→ **ABOUT THIS EXERCISE**: Take from the material every line containing the string "header" and copy it.

→ **RECORDS**:
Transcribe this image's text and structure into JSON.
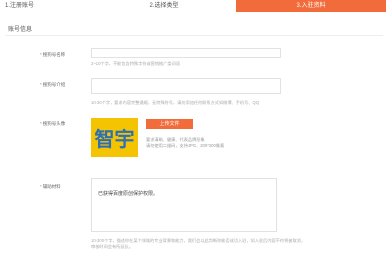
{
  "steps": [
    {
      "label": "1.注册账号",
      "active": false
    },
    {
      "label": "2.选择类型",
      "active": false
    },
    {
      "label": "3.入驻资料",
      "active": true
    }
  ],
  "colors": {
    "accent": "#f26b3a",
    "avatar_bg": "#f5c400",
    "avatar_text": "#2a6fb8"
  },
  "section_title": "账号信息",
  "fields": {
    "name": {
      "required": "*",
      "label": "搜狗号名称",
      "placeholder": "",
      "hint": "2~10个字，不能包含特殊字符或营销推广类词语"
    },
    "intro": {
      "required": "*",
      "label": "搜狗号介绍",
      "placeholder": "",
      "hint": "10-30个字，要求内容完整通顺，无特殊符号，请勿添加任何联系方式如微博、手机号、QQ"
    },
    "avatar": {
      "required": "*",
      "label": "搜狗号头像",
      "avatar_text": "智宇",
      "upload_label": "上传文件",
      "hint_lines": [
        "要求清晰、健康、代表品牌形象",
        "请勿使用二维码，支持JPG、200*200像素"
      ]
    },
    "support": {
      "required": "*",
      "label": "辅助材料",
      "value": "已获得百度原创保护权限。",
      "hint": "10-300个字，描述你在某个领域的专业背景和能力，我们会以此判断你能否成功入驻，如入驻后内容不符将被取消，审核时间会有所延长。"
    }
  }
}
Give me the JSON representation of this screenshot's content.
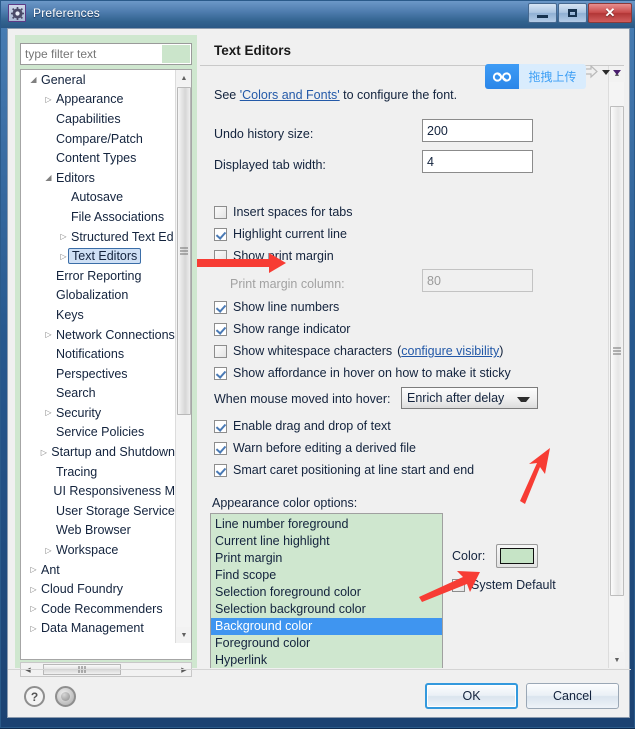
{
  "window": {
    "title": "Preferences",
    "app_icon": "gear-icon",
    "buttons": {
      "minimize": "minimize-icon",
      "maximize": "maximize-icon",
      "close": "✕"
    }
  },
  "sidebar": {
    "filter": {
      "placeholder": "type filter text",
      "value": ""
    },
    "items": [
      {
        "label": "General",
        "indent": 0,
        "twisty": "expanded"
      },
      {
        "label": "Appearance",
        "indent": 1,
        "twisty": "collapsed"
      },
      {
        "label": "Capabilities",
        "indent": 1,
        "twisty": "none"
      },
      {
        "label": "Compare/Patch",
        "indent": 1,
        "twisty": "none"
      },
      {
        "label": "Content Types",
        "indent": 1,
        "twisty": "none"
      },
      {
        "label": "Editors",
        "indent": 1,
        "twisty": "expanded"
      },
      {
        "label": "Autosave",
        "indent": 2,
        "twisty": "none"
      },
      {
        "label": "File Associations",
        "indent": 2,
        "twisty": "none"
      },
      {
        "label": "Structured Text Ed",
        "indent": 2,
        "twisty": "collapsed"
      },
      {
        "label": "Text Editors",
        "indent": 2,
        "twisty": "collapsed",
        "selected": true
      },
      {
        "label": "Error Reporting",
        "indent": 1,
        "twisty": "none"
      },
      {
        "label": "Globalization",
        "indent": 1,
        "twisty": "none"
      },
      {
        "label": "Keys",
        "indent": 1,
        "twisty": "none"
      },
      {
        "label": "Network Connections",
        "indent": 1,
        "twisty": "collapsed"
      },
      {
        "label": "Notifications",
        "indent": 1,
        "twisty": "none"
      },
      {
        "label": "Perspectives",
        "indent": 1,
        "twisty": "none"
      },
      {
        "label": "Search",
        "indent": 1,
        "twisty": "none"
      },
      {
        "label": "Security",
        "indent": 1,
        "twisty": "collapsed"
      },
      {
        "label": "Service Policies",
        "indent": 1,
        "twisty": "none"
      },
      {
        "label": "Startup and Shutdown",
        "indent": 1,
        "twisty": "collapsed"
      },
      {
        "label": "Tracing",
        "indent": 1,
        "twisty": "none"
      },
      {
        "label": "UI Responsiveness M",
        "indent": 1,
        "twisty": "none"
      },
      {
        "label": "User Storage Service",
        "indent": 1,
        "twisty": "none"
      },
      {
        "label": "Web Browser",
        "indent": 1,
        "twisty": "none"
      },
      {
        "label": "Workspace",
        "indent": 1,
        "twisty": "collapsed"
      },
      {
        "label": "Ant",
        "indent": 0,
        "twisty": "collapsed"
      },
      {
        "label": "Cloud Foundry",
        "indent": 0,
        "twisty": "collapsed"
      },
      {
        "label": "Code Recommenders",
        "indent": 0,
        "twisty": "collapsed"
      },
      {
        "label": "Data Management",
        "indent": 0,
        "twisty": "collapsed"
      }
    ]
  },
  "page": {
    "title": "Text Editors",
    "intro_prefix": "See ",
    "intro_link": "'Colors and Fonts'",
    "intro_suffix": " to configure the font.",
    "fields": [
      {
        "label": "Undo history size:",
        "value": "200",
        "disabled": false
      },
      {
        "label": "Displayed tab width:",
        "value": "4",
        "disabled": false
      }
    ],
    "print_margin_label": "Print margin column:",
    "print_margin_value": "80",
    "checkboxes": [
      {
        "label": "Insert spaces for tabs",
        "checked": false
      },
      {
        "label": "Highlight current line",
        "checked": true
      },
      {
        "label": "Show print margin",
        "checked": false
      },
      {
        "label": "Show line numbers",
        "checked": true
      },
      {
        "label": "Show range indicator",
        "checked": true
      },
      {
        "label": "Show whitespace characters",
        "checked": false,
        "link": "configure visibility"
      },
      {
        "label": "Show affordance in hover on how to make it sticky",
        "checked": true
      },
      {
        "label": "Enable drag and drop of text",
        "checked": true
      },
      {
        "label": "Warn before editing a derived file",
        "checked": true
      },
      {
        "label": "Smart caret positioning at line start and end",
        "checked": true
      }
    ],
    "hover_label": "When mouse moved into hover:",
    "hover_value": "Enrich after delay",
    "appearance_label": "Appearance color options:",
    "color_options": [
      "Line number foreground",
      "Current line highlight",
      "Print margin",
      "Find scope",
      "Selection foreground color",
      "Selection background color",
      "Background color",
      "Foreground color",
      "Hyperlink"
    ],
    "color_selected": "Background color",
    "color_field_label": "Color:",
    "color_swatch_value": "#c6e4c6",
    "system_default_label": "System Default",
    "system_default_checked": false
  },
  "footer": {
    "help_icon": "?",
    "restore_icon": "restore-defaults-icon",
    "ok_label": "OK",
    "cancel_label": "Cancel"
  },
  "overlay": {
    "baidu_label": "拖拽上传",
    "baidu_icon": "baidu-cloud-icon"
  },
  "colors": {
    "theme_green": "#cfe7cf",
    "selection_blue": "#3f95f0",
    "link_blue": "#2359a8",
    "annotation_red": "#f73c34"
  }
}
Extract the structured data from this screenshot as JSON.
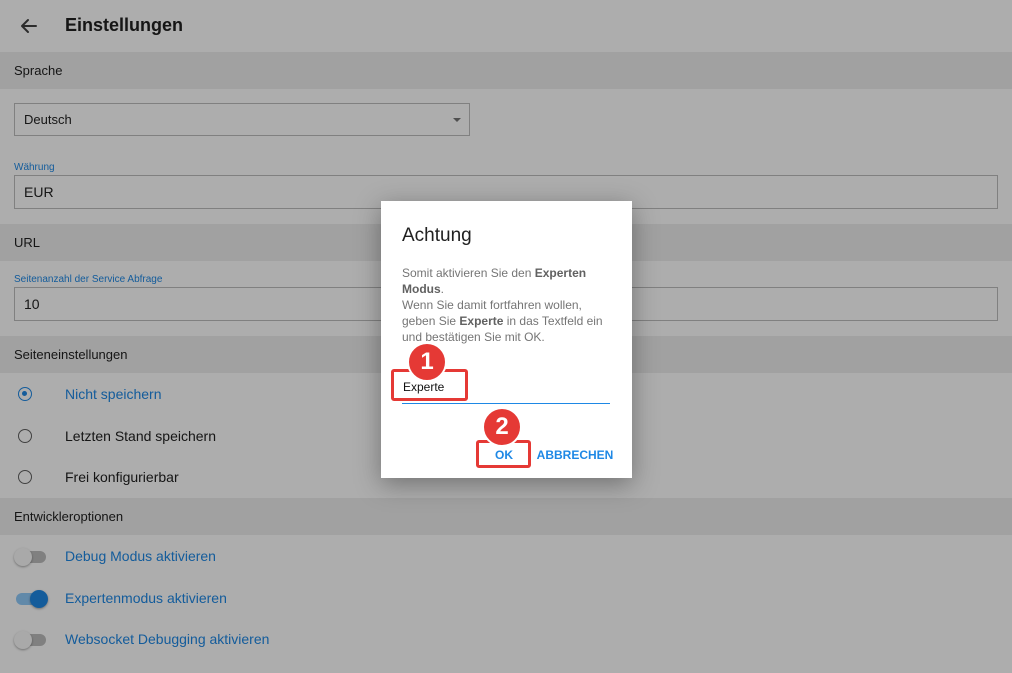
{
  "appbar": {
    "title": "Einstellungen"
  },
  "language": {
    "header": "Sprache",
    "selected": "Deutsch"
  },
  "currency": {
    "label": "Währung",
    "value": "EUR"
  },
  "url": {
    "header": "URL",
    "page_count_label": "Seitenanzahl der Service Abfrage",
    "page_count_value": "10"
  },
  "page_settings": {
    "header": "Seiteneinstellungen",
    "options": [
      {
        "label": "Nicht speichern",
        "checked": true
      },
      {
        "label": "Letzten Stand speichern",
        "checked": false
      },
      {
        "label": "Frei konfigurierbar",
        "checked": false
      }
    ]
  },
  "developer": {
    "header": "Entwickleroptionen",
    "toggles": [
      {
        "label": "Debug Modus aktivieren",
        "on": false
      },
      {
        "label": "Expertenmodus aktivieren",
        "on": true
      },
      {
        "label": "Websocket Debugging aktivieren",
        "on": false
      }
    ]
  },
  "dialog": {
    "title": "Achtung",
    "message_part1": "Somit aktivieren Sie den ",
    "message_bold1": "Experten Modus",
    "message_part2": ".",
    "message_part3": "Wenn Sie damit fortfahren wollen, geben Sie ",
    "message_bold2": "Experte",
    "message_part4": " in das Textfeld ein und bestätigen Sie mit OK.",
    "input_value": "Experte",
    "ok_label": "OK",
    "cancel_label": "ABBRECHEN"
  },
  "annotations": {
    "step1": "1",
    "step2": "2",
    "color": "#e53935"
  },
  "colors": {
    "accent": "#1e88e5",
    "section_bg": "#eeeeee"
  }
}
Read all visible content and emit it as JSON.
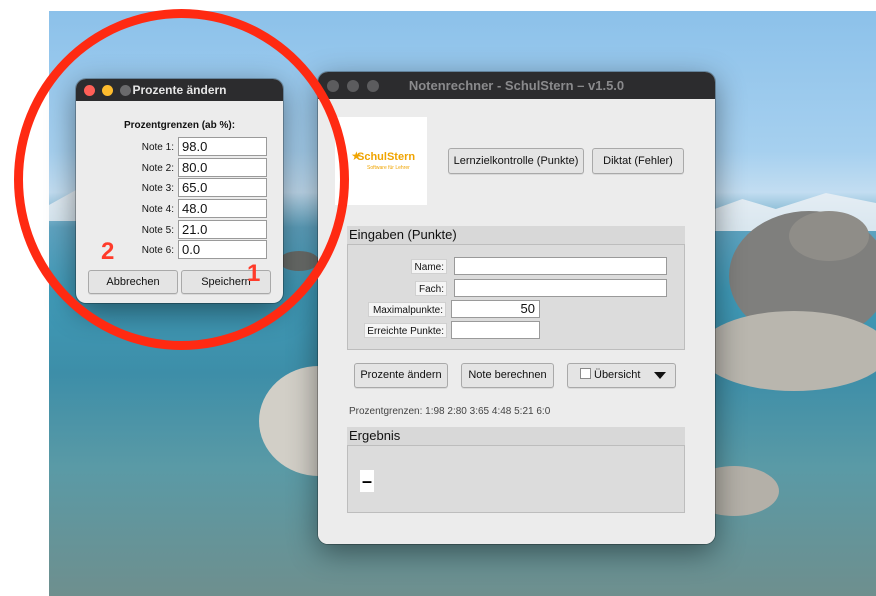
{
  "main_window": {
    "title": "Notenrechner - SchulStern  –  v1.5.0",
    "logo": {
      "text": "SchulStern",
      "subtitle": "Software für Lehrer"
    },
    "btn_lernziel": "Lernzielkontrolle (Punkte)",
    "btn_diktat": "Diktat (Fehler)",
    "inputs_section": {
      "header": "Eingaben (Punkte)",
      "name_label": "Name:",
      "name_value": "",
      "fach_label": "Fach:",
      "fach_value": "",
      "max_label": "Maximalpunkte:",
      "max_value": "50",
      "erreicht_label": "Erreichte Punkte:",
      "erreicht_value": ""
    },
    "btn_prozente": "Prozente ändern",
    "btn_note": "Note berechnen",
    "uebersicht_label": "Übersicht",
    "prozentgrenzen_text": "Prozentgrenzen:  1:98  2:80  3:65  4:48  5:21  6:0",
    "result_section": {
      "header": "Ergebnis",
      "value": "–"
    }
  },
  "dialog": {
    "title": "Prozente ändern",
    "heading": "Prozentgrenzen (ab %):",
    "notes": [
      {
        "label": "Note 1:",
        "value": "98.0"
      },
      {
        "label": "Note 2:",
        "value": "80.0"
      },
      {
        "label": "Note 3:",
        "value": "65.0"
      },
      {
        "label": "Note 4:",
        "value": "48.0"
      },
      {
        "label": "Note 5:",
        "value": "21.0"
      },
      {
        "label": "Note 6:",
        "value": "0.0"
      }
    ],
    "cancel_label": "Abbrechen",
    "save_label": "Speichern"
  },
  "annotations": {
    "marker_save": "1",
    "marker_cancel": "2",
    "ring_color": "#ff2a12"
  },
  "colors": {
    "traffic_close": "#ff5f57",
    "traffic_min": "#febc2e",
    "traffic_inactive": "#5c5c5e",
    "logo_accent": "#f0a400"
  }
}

→ **ANSWER**:
    "header": "Sprache",
    "header": "URL",
    "header": "Seiteneinstellungen",
    "header": "Entwickleroptionen",
      "header": "Eingaben (Punkte)",
      "header": "Ergebnis",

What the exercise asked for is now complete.